If you have to drive, maintain your car.
One of the best things you can do, if you need to/ choose to drive your car and still want to reduce your environmental impact, is to properly maintain your vehicle. Proper maintenance will help your vehicle operate at its optimum efficiency and will cut extend the life of your vehicle.
Earlier this week, I noticed that one of my tires looked a little flat. This led to my seventh activity of the challenge – regularly inspect my tire pressure. Transport Canada recommends inspecting your tires monthly for signs of wear or trauma and to ensure they are properly inflated. Most people don’t check their tires that often…I don’t check my tires that often, but I’m going to start because I’m throwing money away if I don’t.
Firstly, most tire manufacturers will tell you that by ensuring that your tires are properly inflated, you will extend the life of your tires. Aside from the waste generated by sending old tires to landfill and manufacturing new tires, tires can be expensive and if I can put of spending money on new tires, I’m going to.

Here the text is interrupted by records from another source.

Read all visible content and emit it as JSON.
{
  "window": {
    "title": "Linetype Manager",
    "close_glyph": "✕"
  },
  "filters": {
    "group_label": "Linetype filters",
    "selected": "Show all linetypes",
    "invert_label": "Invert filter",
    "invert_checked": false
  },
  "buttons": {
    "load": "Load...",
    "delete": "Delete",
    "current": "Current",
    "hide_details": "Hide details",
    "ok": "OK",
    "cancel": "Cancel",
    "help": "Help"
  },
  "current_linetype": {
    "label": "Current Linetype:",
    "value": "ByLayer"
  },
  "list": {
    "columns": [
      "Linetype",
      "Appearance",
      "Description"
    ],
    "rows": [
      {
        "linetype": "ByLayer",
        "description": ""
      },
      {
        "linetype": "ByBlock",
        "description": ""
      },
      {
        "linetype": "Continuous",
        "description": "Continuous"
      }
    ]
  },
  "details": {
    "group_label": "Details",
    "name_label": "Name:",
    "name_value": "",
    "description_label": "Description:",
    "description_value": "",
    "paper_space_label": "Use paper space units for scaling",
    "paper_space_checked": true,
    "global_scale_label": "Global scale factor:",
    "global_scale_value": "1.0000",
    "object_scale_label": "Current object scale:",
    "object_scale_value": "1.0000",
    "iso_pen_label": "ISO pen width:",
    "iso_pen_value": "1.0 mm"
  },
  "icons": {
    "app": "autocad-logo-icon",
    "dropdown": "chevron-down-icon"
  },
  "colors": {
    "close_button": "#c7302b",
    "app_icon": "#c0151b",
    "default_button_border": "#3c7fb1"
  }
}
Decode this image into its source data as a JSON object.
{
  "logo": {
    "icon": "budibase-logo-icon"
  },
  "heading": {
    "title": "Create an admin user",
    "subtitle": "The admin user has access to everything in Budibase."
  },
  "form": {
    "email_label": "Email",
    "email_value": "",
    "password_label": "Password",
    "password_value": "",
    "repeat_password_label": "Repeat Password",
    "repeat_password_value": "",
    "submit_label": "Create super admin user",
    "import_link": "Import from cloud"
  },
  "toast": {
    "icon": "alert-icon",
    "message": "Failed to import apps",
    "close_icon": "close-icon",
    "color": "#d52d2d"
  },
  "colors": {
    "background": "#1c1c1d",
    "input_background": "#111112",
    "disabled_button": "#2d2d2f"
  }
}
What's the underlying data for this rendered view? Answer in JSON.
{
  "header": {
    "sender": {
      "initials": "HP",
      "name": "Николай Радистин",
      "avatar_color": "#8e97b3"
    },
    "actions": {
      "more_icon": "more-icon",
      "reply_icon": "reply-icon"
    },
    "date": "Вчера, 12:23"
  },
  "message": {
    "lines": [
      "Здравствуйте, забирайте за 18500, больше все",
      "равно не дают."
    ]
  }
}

Secondly, driving around with under-inflated (or over-inflated) tires increases fuel consumption. According to Transport Canada, improper tire maintenance in Canada produces 1.2 million tonnes of CO2 emissions every year. Having one tire under-inflated by 8 psi, increases your vehicle’s fuel consumption by 4%. That extra gas adds up over time ($$$).
Thirdly, proper tire maintenance will improve your vehicle’s handling and lead to a safer ride.
So…how do you check your tire pressure. You’ll need a pressure gauge.
Make sure you check the pressure when your tires are cold (i.e., before you drive or after the car’s been stopped for about three hours). What pressure should the tires be? That depends on your vehicle. The optimum tire pressure should be located somewhere on your vehicle, mine’s on the edge of the driver’s door. If it’s not there, check the glove box, visor or fuel door. Don’t use the tire pressure on the tire itself – this is the maximum tire pressure for the tire, not the optimum pressure for your vehicle.
If you’re like me, tire pressure gauges are not the most intuitive piece of equipment to use.
So here’s how:
- Remove the cap on the valve stem.
- Place the open end of the gauge over the valve stem.
- When you press down on the valve stem, the air pressure inside the tire will cause the scale at the other end to pop out to indicate your tire pressure.
Make sure to use the cold tire temperature to figure out if you need to add/remove any air. Despite what you may have heard, over inflating your tires will NOT improve fuel efficiency. In may case, one tire was 30 psi – so off to the gas station I went!
Before adding air to the tire, I noted that the tire pressure after driving was 32 psi – so I needed to inflate the tire to 34 psi when the tires were hot. To add air, just remove the valve stem cap and add air (different air pumps may operate differently, but you can almost always find instructions on the pump). Check the air pressure again after adding air. To make this easier, many air pumps have a gauge built in. If you’ve accidentally over-inflated, release some air until you hit the optimal pressure using the gauge, the pump, or another sharp object. Don’t forget to replace the valve stem cap.
One dollar and a few minutes later, I was driving at optimal tire pressure!
You can find several helpful websites for advice on checking tire pressure if you do a quick Google search, but here’s Transport Canada’s advice.